§ WHAT YOU ARE ASKED TO DO: Wherever the word "type" turns up in a line of the entries, copy that line.

Stored dataset items
• • • • •

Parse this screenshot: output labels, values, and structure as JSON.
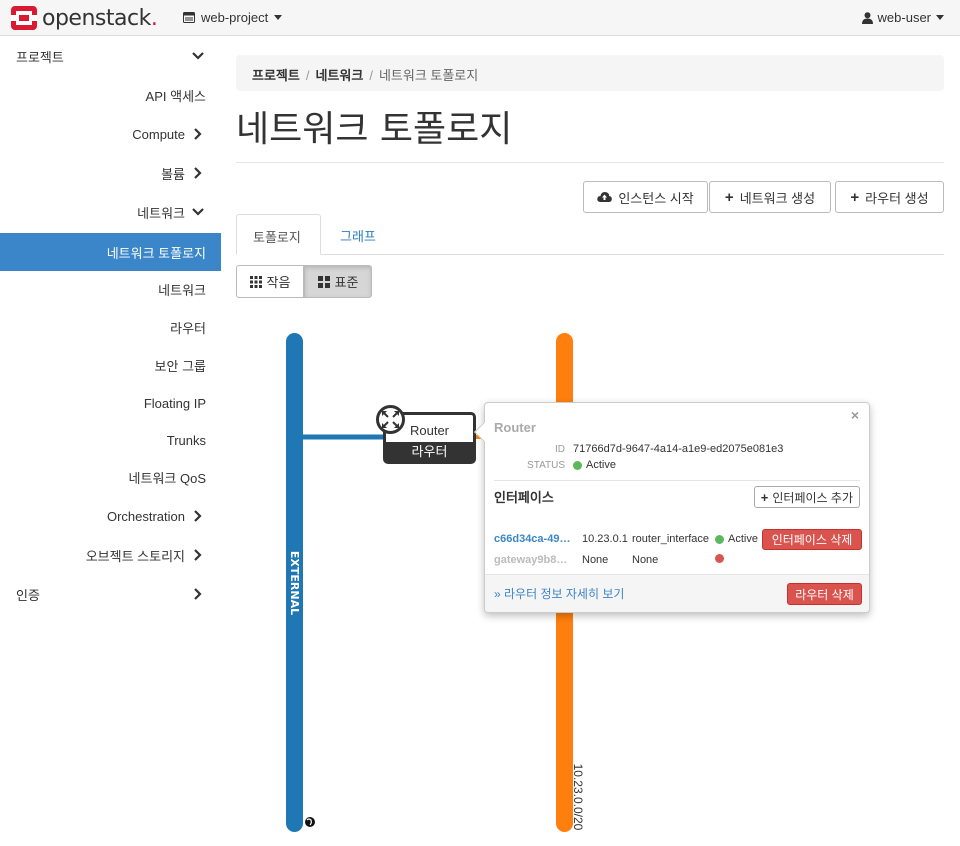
{
  "brand": {
    "name": "openstack",
    "registered": "."
  },
  "header": {
    "project": "web-project",
    "user": "web-user"
  },
  "sidebar": {
    "items": [
      {
        "label": "프로젝트"
      },
      {
        "label": "API 액세스"
      },
      {
        "label": "Compute"
      },
      {
        "label": "볼륨"
      },
      {
        "label": "네트워크"
      },
      {
        "label": "네트워크 토폴로지"
      },
      {
        "label": "네트워크"
      },
      {
        "label": "라우터"
      },
      {
        "label": "보안 그룹"
      },
      {
        "label": "Floating IP"
      },
      {
        "label": "Trunks"
      },
      {
        "label": "네트워크 QoS"
      },
      {
        "label": "Orchestration"
      },
      {
        "label": "오브젝트 스토리지"
      },
      {
        "label": "인증"
      }
    ]
  },
  "breadcrumb": {
    "items": [
      "프로젝트",
      "네트워크"
    ],
    "current": "네트워크 토폴로지"
  },
  "page_title": "네트워크 토폴로지",
  "actions": {
    "launch_instance": "인스턴스 시작",
    "create_network": "네트워크 생성",
    "create_router": "라우터 생성"
  },
  "tabs": {
    "topology": "토폴로지",
    "graph": "그래프"
  },
  "view_toggle": {
    "small": "작음",
    "normal": "표준",
    "selected": "normal"
  },
  "topology": {
    "external_network": {
      "name": "EXTERNAL",
      "color": "#1f77b4"
    },
    "internal_network": {
      "cidr": "10.23.0.0/20",
      "color": "#ff7f0e"
    },
    "router": {
      "name": "Router",
      "type": "라우터"
    },
    "port_label": "1"
  },
  "popover": {
    "title": "Router",
    "id_label": "ID",
    "id_value": "71766d7d-9647-4a14-a1e9-ed2075e081e3",
    "status_label": "STATUS",
    "status_value": "Active",
    "interfaces_heading": "인터페이스",
    "add_interface": "인터페이스 추가",
    "interfaces": [
      {
        "name": "c66d34ca-49…",
        "ip": "10.23.0.1",
        "type": "router_interface",
        "status": "Active",
        "status_color": "#5cb85c",
        "action": "인터페이스 삭제"
      },
      {
        "name": "gateway9b8…",
        "ip": "None",
        "type": "None",
        "status": "",
        "status_color": "#d9534f"
      }
    ],
    "view_details": "» 라우터 정보 자세히 보기",
    "delete_router": "라우터 삭제"
  }
}
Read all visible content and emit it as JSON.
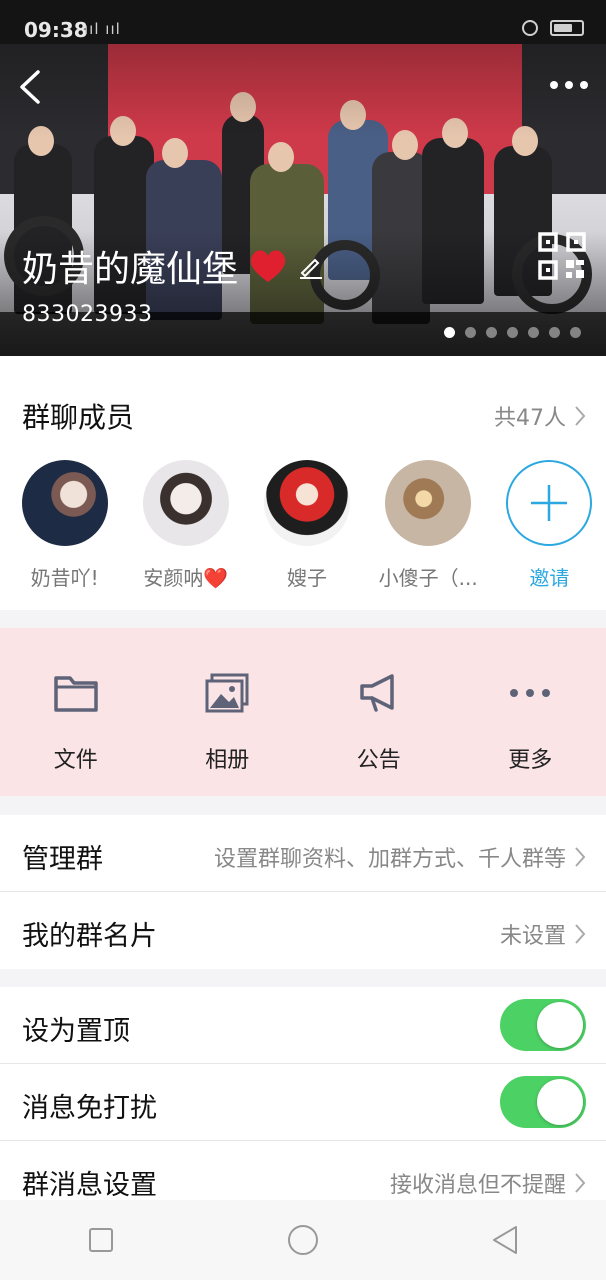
{
  "status_bar": {
    "time": "09:38",
    "signal": "ııl ııl"
  },
  "header": {
    "group_name": "奶昔的魔仙堡",
    "group_id": "833023933",
    "carousel_total": 7,
    "carousel_active_index": 0
  },
  "members": {
    "title": "群聊成员",
    "count_label": "共47人",
    "items": [
      {
        "name": "奶昔吖!"
      },
      {
        "name": "安颜呐❤️"
      },
      {
        "name": "嫂子"
      },
      {
        "name": "小傻子（..."
      }
    ],
    "invite_label": "邀请"
  },
  "tools": [
    {
      "label": "文件",
      "icon": "folder-icon"
    },
    {
      "label": "相册",
      "icon": "photo-album-icon"
    },
    {
      "label": "公告",
      "icon": "megaphone-icon"
    },
    {
      "label": "更多",
      "icon": "more-dots-icon"
    }
  ],
  "settings": {
    "manage": {
      "label": "管理群",
      "value": "设置群聊资料、加群方式、千人群等"
    },
    "card": {
      "label": "我的群名片",
      "value": "未设置"
    },
    "pin": {
      "label": "设为置顶",
      "on": true
    },
    "mute": {
      "label": "消息免打扰",
      "on": true
    },
    "message": {
      "label": "群消息设置",
      "value": "接收消息但不提醒"
    }
  },
  "colors": {
    "accent": "#2ca8e0",
    "toggle_on": "#4cd164",
    "tools_bg": "#fbe4e6",
    "heart": "#e0202e"
  }
}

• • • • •

§ ANSWER TO THIS TASK:
      "type": "라우터"
        "type": "router_interface",
        "type": "None",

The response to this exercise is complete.